2012-01-25 12:42:36

The upsurge in droughts is one of the main consequences of climate change, and affects crops in particular. However, Anabel Robredo, a biologist at the University of the Basque Country (UPV/EHU), has confirmed that in the case of barley at least, climate change itself is providing it with self-defence mechanisms to tackle a lack of water. Climate change is in fact also responsible for a considerable increase in the concentration of CO2, a gas that, paradoxically, is providing this plant with...

Future Forests May Soak Up More Carbon Dioxide Than Previously Believed
2011-10-15 04:00:33

North American forests appear to have a greater capacity to soak up heat-trapping carbon dioxide gas than researchers had previously anticipated. As a result, they could help slow the pace of human-caused climate warming more than most scientists had thought, a U-M ecologist and his colleagues have concluded. The results of a 12-year study at an experimental forest in northeastern Wisconsin challenge several long-held assumptions about how future forests will respond to the rising...

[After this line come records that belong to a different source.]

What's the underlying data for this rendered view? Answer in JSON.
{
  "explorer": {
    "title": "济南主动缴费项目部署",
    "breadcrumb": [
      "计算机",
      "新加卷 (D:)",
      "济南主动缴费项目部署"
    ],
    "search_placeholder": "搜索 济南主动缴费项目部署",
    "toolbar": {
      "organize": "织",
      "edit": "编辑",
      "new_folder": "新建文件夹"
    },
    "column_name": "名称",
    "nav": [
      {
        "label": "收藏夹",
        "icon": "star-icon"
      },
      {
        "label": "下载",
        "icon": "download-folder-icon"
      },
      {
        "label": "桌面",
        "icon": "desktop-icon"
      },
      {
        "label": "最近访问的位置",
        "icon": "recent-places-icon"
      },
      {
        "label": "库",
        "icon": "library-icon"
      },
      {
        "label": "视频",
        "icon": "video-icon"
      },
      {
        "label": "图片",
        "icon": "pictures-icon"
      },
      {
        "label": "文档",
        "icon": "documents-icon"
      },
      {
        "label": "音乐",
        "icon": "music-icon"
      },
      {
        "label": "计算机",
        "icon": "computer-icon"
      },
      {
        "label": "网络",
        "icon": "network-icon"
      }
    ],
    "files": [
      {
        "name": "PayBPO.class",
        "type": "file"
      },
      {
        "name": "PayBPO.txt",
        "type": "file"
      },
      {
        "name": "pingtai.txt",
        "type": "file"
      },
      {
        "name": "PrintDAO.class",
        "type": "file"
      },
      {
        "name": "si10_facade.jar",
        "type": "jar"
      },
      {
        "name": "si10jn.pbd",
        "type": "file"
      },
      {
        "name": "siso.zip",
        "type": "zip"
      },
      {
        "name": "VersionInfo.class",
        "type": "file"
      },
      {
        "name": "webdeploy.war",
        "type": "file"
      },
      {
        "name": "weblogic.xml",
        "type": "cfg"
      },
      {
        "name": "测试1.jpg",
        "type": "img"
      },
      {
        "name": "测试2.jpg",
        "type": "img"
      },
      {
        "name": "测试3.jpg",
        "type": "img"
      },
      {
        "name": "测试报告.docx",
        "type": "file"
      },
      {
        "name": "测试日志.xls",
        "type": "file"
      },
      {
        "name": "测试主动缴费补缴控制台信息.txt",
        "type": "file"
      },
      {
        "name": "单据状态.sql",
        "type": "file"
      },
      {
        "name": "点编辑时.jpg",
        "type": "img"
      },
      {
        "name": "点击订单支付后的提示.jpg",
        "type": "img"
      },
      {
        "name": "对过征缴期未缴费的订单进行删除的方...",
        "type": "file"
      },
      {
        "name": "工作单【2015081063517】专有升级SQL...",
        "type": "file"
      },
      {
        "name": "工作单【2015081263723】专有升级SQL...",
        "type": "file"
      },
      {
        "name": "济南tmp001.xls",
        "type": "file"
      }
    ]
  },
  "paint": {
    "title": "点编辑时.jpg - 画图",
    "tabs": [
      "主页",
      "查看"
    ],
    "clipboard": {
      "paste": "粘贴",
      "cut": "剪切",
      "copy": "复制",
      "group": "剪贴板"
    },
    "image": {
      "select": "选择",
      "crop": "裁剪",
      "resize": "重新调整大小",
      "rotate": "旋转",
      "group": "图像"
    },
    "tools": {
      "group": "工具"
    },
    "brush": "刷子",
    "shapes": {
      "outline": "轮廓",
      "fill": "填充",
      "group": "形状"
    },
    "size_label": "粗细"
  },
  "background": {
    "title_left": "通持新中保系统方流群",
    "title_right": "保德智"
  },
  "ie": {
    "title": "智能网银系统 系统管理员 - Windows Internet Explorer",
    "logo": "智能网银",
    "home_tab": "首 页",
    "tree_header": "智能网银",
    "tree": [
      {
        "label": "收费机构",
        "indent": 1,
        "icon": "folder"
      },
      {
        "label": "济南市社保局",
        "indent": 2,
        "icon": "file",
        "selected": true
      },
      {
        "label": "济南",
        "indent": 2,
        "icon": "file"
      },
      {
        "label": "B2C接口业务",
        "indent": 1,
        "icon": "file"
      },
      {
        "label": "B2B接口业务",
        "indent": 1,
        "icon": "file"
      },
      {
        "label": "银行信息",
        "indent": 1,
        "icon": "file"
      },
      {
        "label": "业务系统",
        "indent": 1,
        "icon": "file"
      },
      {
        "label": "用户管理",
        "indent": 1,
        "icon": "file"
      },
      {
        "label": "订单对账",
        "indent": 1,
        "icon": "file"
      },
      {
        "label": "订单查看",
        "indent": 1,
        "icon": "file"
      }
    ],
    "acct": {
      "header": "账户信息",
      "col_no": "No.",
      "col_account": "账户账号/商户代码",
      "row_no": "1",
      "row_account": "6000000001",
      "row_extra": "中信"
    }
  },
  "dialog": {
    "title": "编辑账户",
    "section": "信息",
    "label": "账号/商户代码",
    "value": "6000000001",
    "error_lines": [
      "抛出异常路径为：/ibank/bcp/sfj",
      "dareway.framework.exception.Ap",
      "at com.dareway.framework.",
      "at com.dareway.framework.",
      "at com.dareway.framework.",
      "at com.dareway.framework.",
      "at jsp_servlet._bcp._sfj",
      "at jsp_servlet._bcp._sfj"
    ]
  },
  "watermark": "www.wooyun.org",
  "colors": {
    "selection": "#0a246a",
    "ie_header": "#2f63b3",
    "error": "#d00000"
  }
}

Word of the Day
  • In music, a work for a keyboard-instrument, like the pianoforte or organ, originally intended to utilize and display varieties of touch: but the term has been extended so as to include many irregular works, similar to the prelude, the fantasia, and the improvisation.
This word is Italian in origin, coming from the feminine past participle of 'toccare,' to touch.